━━━ Recorded information ━━━

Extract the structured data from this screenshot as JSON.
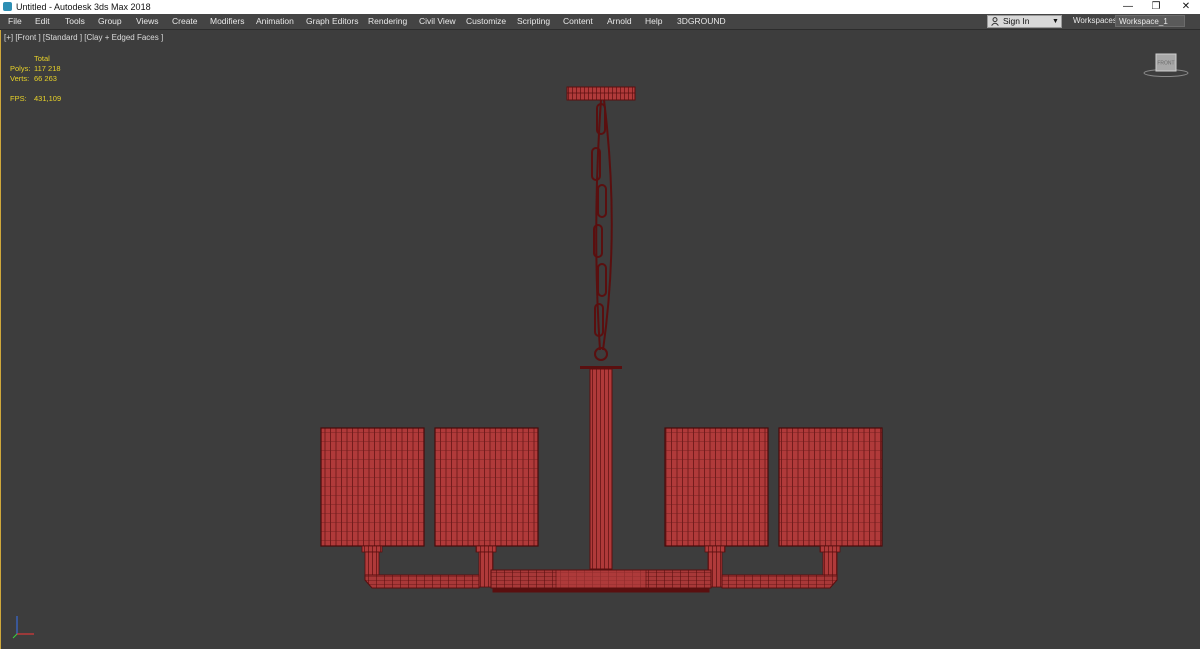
{
  "window": {
    "title": "Untitled - Autodesk 3ds Max 2018",
    "minimize_glyph": "—",
    "maximize_glyph": "❐",
    "close_glyph": "✕"
  },
  "menu": {
    "items": [
      "File",
      "Edit",
      "Tools",
      "Group",
      "Views",
      "Create",
      "Modifiers",
      "Animation",
      "Graph Editors",
      "Rendering",
      "Civil View",
      "Customize",
      "Scripting",
      "Content",
      "Arnold",
      "Help",
      "3DGROUND"
    ],
    "sign_in": "Sign In",
    "workspaces_label": "Workspaces:",
    "workspace_value": "Workspace_1"
  },
  "viewport": {
    "label": "[+] [Front ] [Standard ] [Clay + Edged Faces ]",
    "stats": {
      "header": "Total",
      "polys_label": "Polys:",
      "polys_value": "117 218",
      "verts_label": "Verts:",
      "verts_value": "66 263",
      "fps_label": "FPS:",
      "fps_value": "431,109"
    },
    "viewcube_label": "FRONT",
    "model_color": "#b03a3a",
    "wire_color": "#5a0f0f"
  }
}
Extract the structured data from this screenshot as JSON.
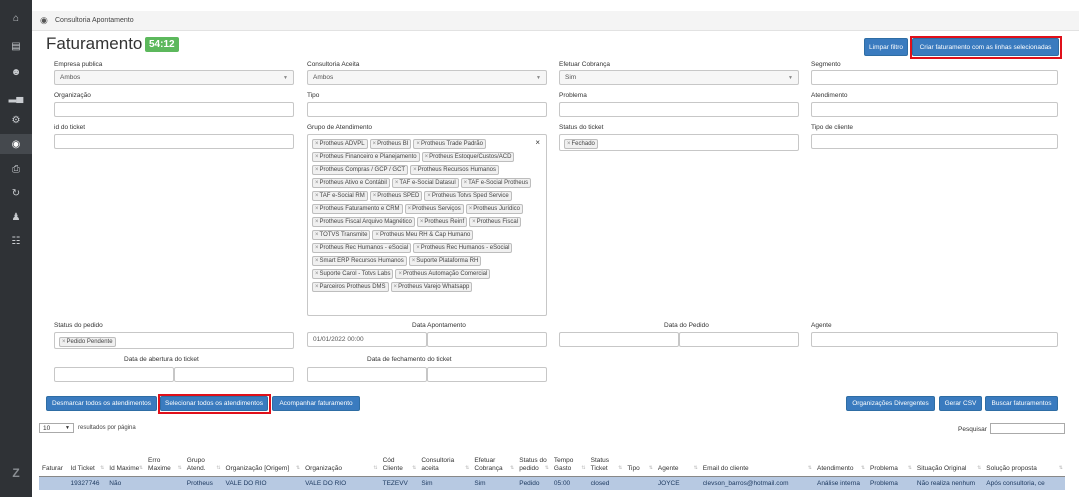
{
  "sidebar": {
    "icons": [
      "home-icon",
      "list-icon",
      "users-icon",
      "bar-chart-icon",
      "gear-icon",
      "billing-icon",
      "print-icon",
      "history-icon",
      "team-icon",
      "hierarchy-icon"
    ],
    "logo": "Z"
  },
  "breadcrumb": {
    "text": "Consultoria Apontamento"
  },
  "page": {
    "title": "Faturamento",
    "timer": "54:12"
  },
  "buttons": {
    "clear_filter": "Limpar filtro",
    "create_billing": "Criar faturamento com as linhas selecionadas",
    "unmark_all": "Desmarcar todos os atendimentos",
    "select_all": "Selecionar todos os atendimentos",
    "track_billing": "Acompanhar faturamento",
    "divergent_orgs": "Organizações Divergentes",
    "generate_csv": "Gerar CSV",
    "search_billing": "Buscar faturamentos"
  },
  "filters": {
    "empresa_publica": {
      "label": "Empresa publica",
      "value": "Ambos"
    },
    "consultoria_aceita": {
      "label": "Consultoria Aceita",
      "value": "Ambos"
    },
    "efetuar_cobranca": {
      "label": "Efetuar Cobrança",
      "value": "Sim"
    },
    "segmento": {
      "label": "Segmento",
      "value": ""
    },
    "organizacao": {
      "label": "Organização",
      "value": ""
    },
    "tipo": {
      "label": "Tipo",
      "value": ""
    },
    "problema": {
      "label": "Problema",
      "value": ""
    },
    "atendimento": {
      "label": "Atendimento",
      "value": ""
    },
    "id_ticket": {
      "label": "id do ticket",
      "value": ""
    },
    "grupo_atendimento": {
      "label": "Grupo de Atendimento",
      "clear": "×",
      "tags": [
        "Protheus ADVPL",
        "Protheus BI",
        "Protheus Trade Padrão",
        "Protheus Financeiro e Planejamento",
        "Protheus Estoque/Custos/ACD",
        "Protheus Compras / GCP / GCT",
        "Protheus Recursos Humanos",
        "Protheus Ativo e Contábil",
        "TAF e-Social Datasul",
        "TAF e-Social Protheus",
        "TAF e-Social RM",
        "Protheus SPED",
        "Protheus Totvs Sped Service",
        "Protheus Faturamento e CRM",
        "Protheus Serviços",
        "Protheus Jurídico",
        "Protheus Fiscal Arquivo Magnético",
        "Protheus Reinf",
        "Protheus Fiscal",
        "TOTVS Transmite",
        "Protheus Meu RH & Cap Humano",
        "Protheus Rec Humanos - eSocial",
        "Protheus Rec Humanos - eSocial",
        "Smart ERP Recursos Humanos",
        "Suporte Plataforma RH",
        "Suporte Carol - Totvs Labs",
        "Protheus Automação Comercial",
        "Parceiros Protheus DMS",
        "Protheus Varejo Whatsapp"
      ]
    },
    "status_ticket": {
      "label": "Status do ticket",
      "tags": [
        "Fechado"
      ]
    },
    "tipo_cliente": {
      "label": "Tipo de cliente",
      "value": ""
    },
    "status_pedido": {
      "label": "Status do pedido",
      "tags": [
        "Pedido Pendente"
      ]
    },
    "data_apontamento": {
      "label": "Data  Apontamento",
      "from": "01/01/2022 00:00",
      "to": ""
    },
    "data_pedido": {
      "label": "Data  do Pedido",
      "from": "",
      "to": ""
    },
    "agente": {
      "label": "Agente",
      "value": ""
    },
    "data_abertura": {
      "label": "Data de abertura  do ticket",
      "from": "",
      "to": ""
    },
    "data_fechamento": {
      "label": "Data de fechamento  do ticket",
      "from": "",
      "to": ""
    }
  },
  "table_controls": {
    "page_length": "10",
    "page_length_text": "resultados por página",
    "search_label": "Pesquisar"
  },
  "table": {
    "headers": [
      "Faturar",
      "Id Ticket",
      "Id Maxime",
      "Erro Maxime",
      "Grupo Atend.",
      "Organização [Origem]",
      "Organização",
      "Cód Cliente",
      "Consultoria aceita",
      "Efetuar Cobrança",
      "Status do pedido",
      "Tempo Gasto",
      "Status Ticket",
      "Tipo",
      "Agente",
      "Email do cliente",
      "Atendimento",
      "Problema",
      "Situação Original",
      "Solução proposta"
    ],
    "rows": [
      [
        "",
        "19327746",
        "Não",
        "",
        "Protheus",
        "VALE DO RIO",
        "VALE DO RIO",
        "TEZEVV",
        "Sim",
        "Sim",
        "Pedido",
        "05:00",
        "closed",
        "",
        "JOYCE",
        "clevson_barros@hotmail.com",
        "Análise interna",
        "Problema",
        "Não realiza nenhum",
        "Após consultoria, ce"
      ]
    ]
  }
}
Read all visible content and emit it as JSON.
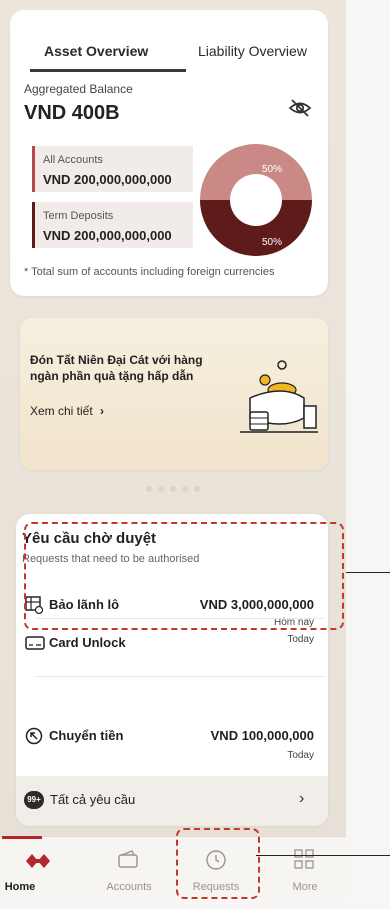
{
  "overview": {
    "tabs": [
      "Asset Overview",
      "Liability Overview"
    ],
    "aggregated_label": "Aggregated Balance",
    "aggregated_value": "VND 400B",
    "all_accounts_label": "All Accounts",
    "all_accounts_value": "VND 200,000,000,000",
    "term_deposits_label": "Term Deposits",
    "term_deposits_value": "VND 200,000,000,000",
    "donut": {
      "top_pct": "50%",
      "bottom_pct": "50%",
      "top_color": "#c98a86",
      "bottom_color": "#5f1a1a"
    },
    "footnote": "* Total sum of accounts including foreign currencies"
  },
  "promo": {
    "text": "Đón Tất Niên Đại Cát với hàng ngàn phần quà tặng hấp dẫn",
    "link": "Xem chi tiết"
  },
  "requests": {
    "title": "Yêu cầu chờ duyệt",
    "subtitle": "Requests that need to be authorised",
    "items": [
      {
        "icon": "grid-check-icon",
        "label": "Bảo lãnh lô",
        "amount": "VND 3,000,000,000",
        "date": "Hôm nay"
      },
      {
        "icon": "card-unlock-icon",
        "label": "Card Unlock",
        "amount": "",
        "date": "Today"
      },
      {
        "icon": "arrow-circle-icon",
        "label": "Chuyển tiền",
        "amount": "VND 100,000,000",
        "date": "Today"
      }
    ],
    "all_badge": "99+",
    "all_label": "Tất cả yêu cầu"
  },
  "nav": {
    "items": [
      {
        "label": "Home",
        "active": true
      },
      {
        "label": "Accounts",
        "active": false
      },
      {
        "label": "Requests",
        "active": false
      },
      {
        "label": "More",
        "active": false
      }
    ]
  },
  "colors": {
    "accent": "#b3262b",
    "dash": "#c0392b"
  }
}
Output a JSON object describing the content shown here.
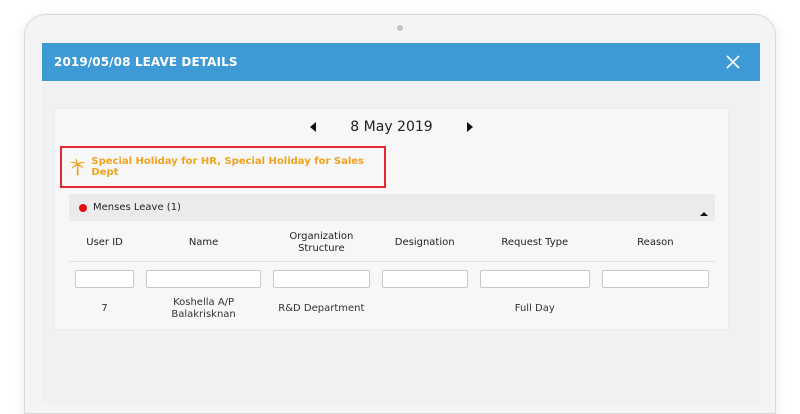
{
  "modal": {
    "title": "2019/05/08 LEAVE DETAILS"
  },
  "date_nav": {
    "date": "8 May 2019"
  },
  "holiday": {
    "text": "Special Holiday for HR, Special Holiday for Sales Dept",
    "color": "#f0a21f"
  },
  "leave_group": {
    "label": "Menses Leave (1)",
    "dot_color": "#e10e0e"
  },
  "table": {
    "headers": [
      "User ID",
      "Name",
      "Organization Structure",
      "Designation",
      "Request Type",
      "Reason"
    ],
    "rows": [
      {
        "user_id": "7",
        "name": "Koshella A/P Balakrisknan",
        "org": "R&D Department",
        "designation": "",
        "request_type": "Full Day",
        "reason": ""
      }
    ]
  },
  "colors": {
    "header_blue": "#3d9ad5",
    "highlight_red": "#e3262f"
  },
  "icons": {
    "close": "close-icon",
    "prev": "caret-left-icon",
    "next": "caret-right-icon",
    "palm": "palm-tree-icon",
    "collapse": "caret-up-icon"
  }
}
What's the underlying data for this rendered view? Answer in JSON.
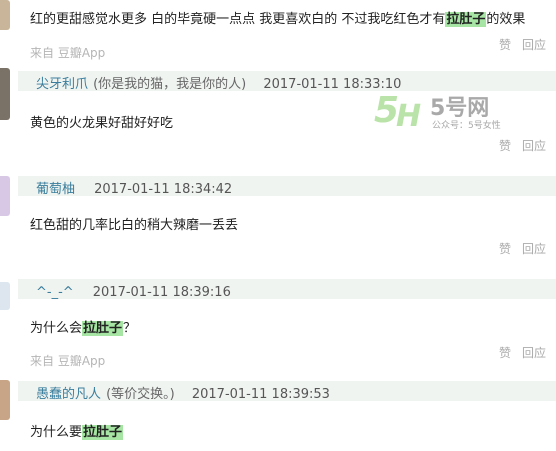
{
  "comments": [
    {
      "body_parts": [
        "红的更甜感觉水更多 白的毕竟硬一点点 我更喜欢白的 不过我吃红色才有",
        "拉肚子",
        "的效果"
      ],
      "source": "来自 豆瓣App",
      "like": "赞",
      "reply": "回应"
    },
    {
      "author": "尖牙利爪",
      "signature": "(你是我的猫，我是你的人)",
      "time": "2017-01-11 18:33:10",
      "body": "黄色的火龙果好甜好好吃",
      "like": "赞",
      "reply": "回应"
    },
    {
      "author": "葡萄柚",
      "time": "2017-01-11 18:34:42",
      "body": "红色甜的几率比白的稍大辣磨一丢丢",
      "like": "赞",
      "reply": "回应"
    },
    {
      "author": "^-_-^",
      "time": "2017-01-11 18:39:16",
      "body_parts": [
        "为什么会",
        "拉肚子",
        "？"
      ],
      "source": "来自 豆瓣App",
      "like": "赞",
      "reply": "回应"
    },
    {
      "author": "愚蠢的凡人",
      "signature": "(等价交换。)",
      "time": "2017-01-11 18:39:53",
      "body_parts": [
        "为什么要",
        "拉肚子"
      ]
    }
  ],
  "watermark": {
    "brand": "5号网",
    "subtitle": "公众号：5号女性",
    "colors": {
      "logo": "#8fd17a",
      "text": "#6b6b6b"
    }
  }
}
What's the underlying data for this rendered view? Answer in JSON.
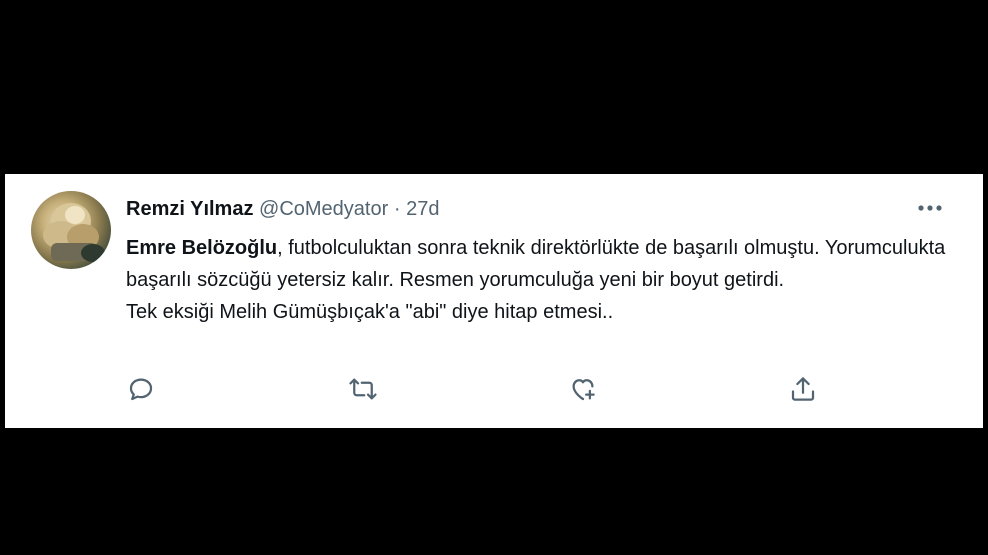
{
  "tweet": {
    "author": {
      "display_name": "Remzi Yılmaz",
      "handle": "@CoMedyator"
    },
    "separator": "·",
    "time": "27d",
    "body": {
      "mention_bold": "Emre Belözoğlu",
      "line1_rest": ", futbolculuktan sonra teknik direktörlükte de başarılı olmuştu. Yorumculukta başarılı sözcüğü yetersiz kalır. Resmen yorumculuğa yeni bir boyut getirdi.",
      "line2": "Tek eksiği Melih Gümüşbıçak'a \"abi\" diye hitap etmesi.."
    },
    "icons": {
      "more": "more-options-icon",
      "reply": "reply-icon",
      "retweet": "retweet-icon",
      "like": "like-icon",
      "share": "share-icon"
    },
    "colors": {
      "text": "#0f1419",
      "muted": "#536471",
      "background": "#ffffff",
      "frame": "#000000"
    }
  }
}
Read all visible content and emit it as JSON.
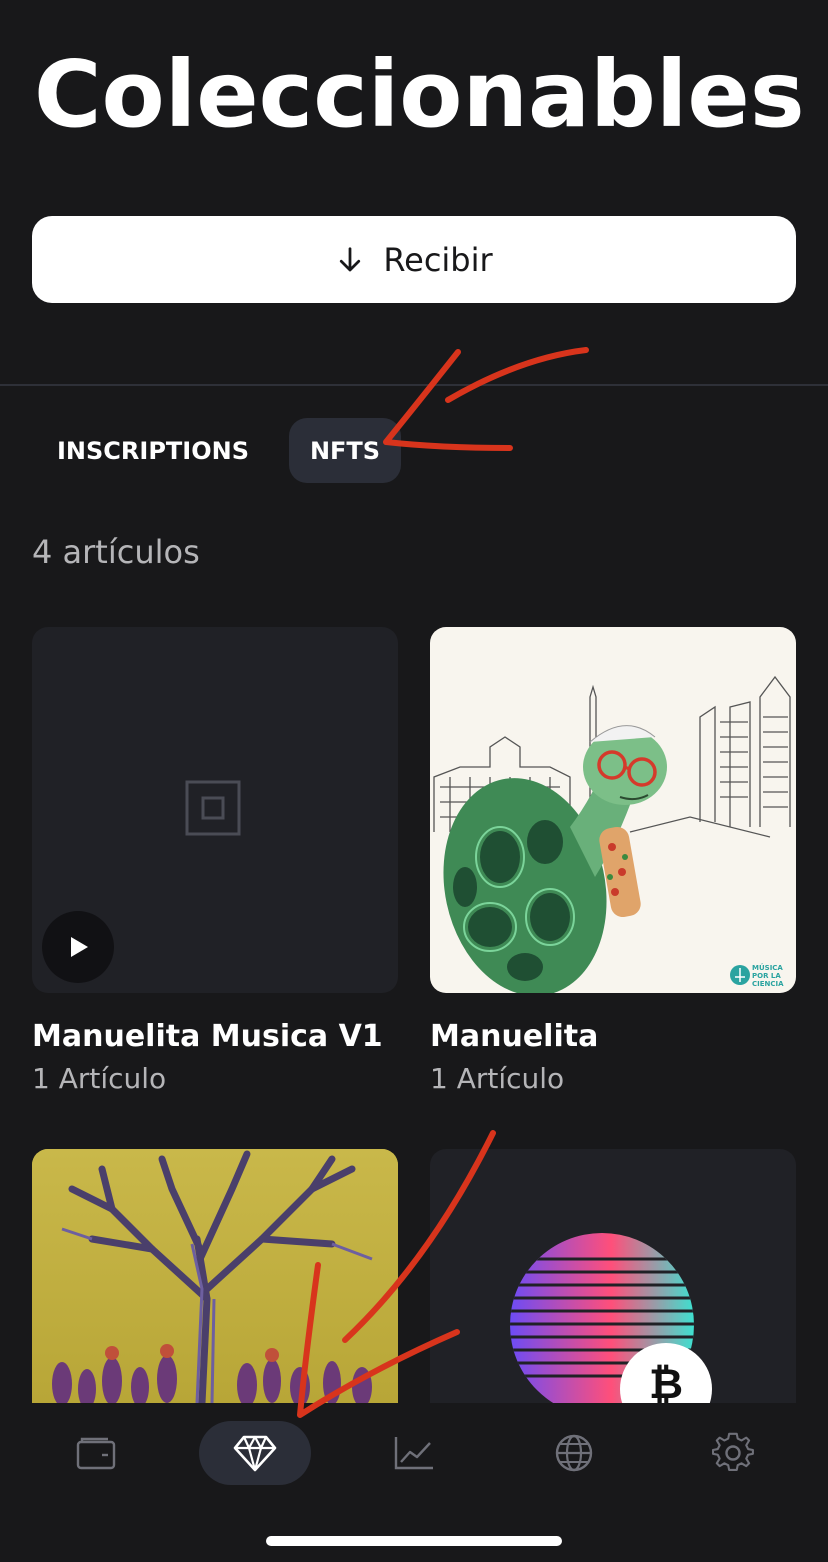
{
  "header": {
    "title": "Coleccionables"
  },
  "actions": {
    "receive_label": "Recibir"
  },
  "tabs": [
    {
      "label": "INSCRIPTIONS",
      "active": false
    },
    {
      "label": "NFTS",
      "active": true
    }
  ],
  "collection": {
    "count_label": "4 artículos",
    "items": [
      {
        "title": "Manuelita Musica V1",
        "subtitle": "1 Artículo",
        "media": "audio-placeholder"
      },
      {
        "title": "Manuelita",
        "subtitle": "1 Artículo",
        "media": "turtle-illustration",
        "watermark": "MÚSICA POR LA CIENCIA"
      },
      {
        "title": "",
        "subtitle": "",
        "media": "tree-painting"
      },
      {
        "title": "",
        "subtitle": "",
        "media": "bitcoin-sunset-art",
        "badge_glyph": "₿"
      }
    ]
  },
  "bottom_nav": [
    {
      "icon": "wallet-icon",
      "active": false
    },
    {
      "icon": "diamond-icon",
      "active": true
    },
    {
      "icon": "chart-icon",
      "active": false
    },
    {
      "icon": "globe-icon",
      "active": false
    },
    {
      "icon": "settings-icon",
      "active": false
    }
  ],
  "colors": {
    "background": "#18181a",
    "surface": "#202126",
    "active_pill": "#2b2e38",
    "annotation_red": "#d8341c",
    "muted_text": "#b5b5b8"
  }
}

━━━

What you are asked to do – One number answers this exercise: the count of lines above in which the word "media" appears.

Written reply – 4